Only one slot opened for school choice in Middleboro

May 11, 2024

MIDDLEBORO — Only one slot, in kindergarten, will be available next year through school choice, Middleboro School Committee members agreed at their May 9 meeting.

The position was selected because the family of a current school choice student has expressed interest in enrolling the child in the Middleboro schools, Superintendent of Schools Carolyn Lyons said.

School choice is a statewide policy that allows families to enroll their children in school districts outside their community. Tuition is paid by the school district where the child lives. School districts can choose not to participate but must opt out on an annual basis.

Current siblings of school choice students are given preference when filling available slots. A school choice family of an incoming kindergartner has expressed definite interest, Lyons said.

But if the school choice sibling does not choose to attend, the slot will be available to all interested out-of-town students via a lottery.

She said that having a student attend all 13 years of schooling in Middleboro better allows the student time to acclimate to the district and for the district to also “build connections’’ with the family.

“Consistency over time translates to better school performance,’’ Lyons said.

Enrollment is on a “general upward trend,’’ Lyons said.
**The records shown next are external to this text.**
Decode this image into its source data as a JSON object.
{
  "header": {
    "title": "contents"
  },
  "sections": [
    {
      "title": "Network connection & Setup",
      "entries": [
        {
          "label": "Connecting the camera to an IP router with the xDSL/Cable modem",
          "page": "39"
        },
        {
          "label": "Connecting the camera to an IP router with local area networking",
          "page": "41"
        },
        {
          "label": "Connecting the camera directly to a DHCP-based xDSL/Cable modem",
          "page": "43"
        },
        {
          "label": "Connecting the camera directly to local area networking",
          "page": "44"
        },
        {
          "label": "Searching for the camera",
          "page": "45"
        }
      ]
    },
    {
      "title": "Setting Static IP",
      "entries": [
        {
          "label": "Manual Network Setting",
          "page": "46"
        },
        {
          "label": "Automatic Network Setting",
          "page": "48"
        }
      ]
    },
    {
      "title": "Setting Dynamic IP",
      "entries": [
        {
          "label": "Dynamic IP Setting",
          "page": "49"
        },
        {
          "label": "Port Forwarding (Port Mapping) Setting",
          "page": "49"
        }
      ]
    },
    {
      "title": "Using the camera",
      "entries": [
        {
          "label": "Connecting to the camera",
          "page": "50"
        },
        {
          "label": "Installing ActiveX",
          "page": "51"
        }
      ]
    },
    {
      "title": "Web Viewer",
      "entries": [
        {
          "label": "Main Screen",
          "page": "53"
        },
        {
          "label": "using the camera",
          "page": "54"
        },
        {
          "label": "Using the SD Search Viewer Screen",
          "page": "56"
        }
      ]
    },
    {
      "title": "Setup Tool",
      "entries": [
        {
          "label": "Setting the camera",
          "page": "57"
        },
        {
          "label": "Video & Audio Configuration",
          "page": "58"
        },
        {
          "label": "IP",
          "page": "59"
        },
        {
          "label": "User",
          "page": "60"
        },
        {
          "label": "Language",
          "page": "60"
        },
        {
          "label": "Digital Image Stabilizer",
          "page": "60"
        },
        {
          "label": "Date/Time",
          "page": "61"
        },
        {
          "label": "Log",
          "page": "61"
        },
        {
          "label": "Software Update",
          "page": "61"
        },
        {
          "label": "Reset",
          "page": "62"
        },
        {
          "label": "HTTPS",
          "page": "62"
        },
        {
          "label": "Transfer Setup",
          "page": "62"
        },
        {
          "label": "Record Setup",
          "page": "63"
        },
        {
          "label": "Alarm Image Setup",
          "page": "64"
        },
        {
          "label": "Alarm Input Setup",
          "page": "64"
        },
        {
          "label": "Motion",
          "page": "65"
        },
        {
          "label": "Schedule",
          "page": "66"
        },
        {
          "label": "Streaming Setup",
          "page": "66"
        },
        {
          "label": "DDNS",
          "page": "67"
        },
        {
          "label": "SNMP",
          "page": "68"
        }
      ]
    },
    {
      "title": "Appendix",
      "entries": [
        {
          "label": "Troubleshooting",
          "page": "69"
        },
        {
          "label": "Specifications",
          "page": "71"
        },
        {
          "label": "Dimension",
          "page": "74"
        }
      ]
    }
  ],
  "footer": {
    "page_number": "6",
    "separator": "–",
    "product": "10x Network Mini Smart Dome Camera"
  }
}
More than 3,200 students currently attend the distinct, she said.

The high school is already at capacity, she noted, a fact that Committee Chair Allin Frawley said frustrates him.

He said the town “begged the state’’ to allow the town to build a school that would accommodate more students. Instead, he said, “this is what we got. That’s why we are at capacity on opening day.’’

The district receives $5,000 per school choice student. The money is provided by the community where the student lives.

“The financial gain is real,’’ Lyons said. There are currently 28 school choice students in the district, although six are graduating this year, she said. 

She noted that school choice revenue helped offset the current school budget.

But once students are accepted into school choice, they must remain in the district as long as they choose.

This will eventually add students to a high school already at capacity, Frawley said. He described the high school as a “good school’’ that would be attractive to out-of-town families.

But with space tight, he said, “we have to take care of our own first.’’